Prompt >> Type the records out again in full, exactly.

======

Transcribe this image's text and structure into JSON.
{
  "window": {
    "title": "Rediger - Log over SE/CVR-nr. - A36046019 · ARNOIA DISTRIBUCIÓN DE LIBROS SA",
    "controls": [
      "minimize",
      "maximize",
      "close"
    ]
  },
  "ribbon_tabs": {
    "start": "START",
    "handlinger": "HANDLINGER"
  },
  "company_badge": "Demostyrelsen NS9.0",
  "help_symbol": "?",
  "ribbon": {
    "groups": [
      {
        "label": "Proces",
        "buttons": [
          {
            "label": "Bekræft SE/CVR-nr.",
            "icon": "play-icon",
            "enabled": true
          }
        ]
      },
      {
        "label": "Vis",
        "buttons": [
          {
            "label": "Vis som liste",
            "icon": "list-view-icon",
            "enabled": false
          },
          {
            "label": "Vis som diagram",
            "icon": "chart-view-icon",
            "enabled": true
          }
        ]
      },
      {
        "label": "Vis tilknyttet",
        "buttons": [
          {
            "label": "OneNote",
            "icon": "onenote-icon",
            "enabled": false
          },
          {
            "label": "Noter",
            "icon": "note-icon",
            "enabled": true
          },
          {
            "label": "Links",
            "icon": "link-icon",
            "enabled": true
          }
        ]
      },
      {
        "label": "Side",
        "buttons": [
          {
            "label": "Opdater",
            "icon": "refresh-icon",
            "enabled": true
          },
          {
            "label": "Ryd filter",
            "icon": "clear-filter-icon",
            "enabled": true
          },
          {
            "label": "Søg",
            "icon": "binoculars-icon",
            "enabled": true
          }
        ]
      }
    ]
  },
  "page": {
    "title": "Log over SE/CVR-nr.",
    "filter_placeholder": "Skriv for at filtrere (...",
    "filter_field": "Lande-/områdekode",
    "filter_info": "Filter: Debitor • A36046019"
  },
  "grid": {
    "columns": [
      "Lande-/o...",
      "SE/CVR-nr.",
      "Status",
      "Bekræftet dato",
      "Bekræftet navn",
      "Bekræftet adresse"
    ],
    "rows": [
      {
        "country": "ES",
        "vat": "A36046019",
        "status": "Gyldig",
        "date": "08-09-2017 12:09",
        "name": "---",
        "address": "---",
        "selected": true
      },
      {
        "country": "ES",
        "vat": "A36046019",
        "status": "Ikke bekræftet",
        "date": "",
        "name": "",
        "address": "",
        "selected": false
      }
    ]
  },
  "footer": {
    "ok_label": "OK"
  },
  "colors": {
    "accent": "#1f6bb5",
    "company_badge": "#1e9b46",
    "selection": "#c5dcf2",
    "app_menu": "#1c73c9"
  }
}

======

Worked solution >>
Transcribe this image's text and structure into JSON.
{
  "window": {
    "title": "Rediger - Log over SE/CVR-nr. - A36046019 · ARNOIA DISTRIBUCIÓN DE LIBROS SA",
    "controls": [
      "minimize",
      "maximize",
      "close"
    ]
  },
  "ribbon_tabs": {
    "start": "START",
    "handlinger": "HANDLINGER"
  },
  "company_badge": "Demostyrelsen NS9.0",
  "help_symbol": "?",
  "ribbon": {
    "groups": [
      {
        "label": "Proces",
        "buttons": [
          {
            "label": "Bekræft SE/CVR-nr.",
            "icon": "play-icon",
            "enabled": true
          }
        ]
      },
      {
        "label": "Vis",
        "buttons": [
          {
            "label": "Vis som liste",
            "icon": "list-view-icon",
            "enabled": false
          },
          {
            "label": "Vis som diagram",
            "icon": "chart-view-icon",
            "enabled": true
          }
        ]
      },
      {
        "label": "Vis tilknyttet",
        "buttons": [
          {
            "label": "OneNote",
            "icon": "onenote-icon",
            "enabled": false
          },
          {
            "label": "Noter",
            "icon": "note-icon",
            "enabled": true
          },
          {
            "label": "Links",
            "icon": "link-icon",
            "enabled": true
          }
        ]
      },
      {
        "label": "Side",
        "buttons": [
          {
            "label": "Opdater",
            "icon": "refresh-icon",
            "enabled": true
          },
          {
            "label": "Ryd filter",
            "icon": "clear-filter-icon",
            "enabled": true
          },
          {
            "label": "Søg",
            "icon": "binoculars-icon",
            "enabled": true
          }
        ]
      }
    ]
  },
  "page": {
    "title": "Log over SE/CVR-nr.",
    "filter_placeholder": "Skriv for at filtrere (...",
    "filter_field": "Lande-/områdekode",
    "filter_info": "Filter: Debitor • A36046019"
  },
  "grid": {
    "columns": [
      "Lande-/o...",
      "SE/CVR-nr.",
      "Status",
      "Bekræftet dato",
      "Bekræftet navn",
      "Bekræftet adresse"
    ],
    "rows": [
      {
        "country": "ES",
        "vat": "A36046019",
        "status": "Gyldig",
        "date": "08-09-2017 12:09",
        "name": "---",
        "address": "---",
        "selected": true
      },
      {
        "country": "ES",
        "vat": "A36046019",
        "status": "Ikke bekræftet",
        "date": "",
        "name": "",
        "address": "",
        "selected": false
      }
    ]
  },
  "footer": {
    "ok_label": "OK"
  },
  "colors": {
    "accent": "#1f6bb5",
    "company_badge": "#1e9b46",
    "selection": "#c5dcf2",
    "app_menu": "#1c73c9"
  }
}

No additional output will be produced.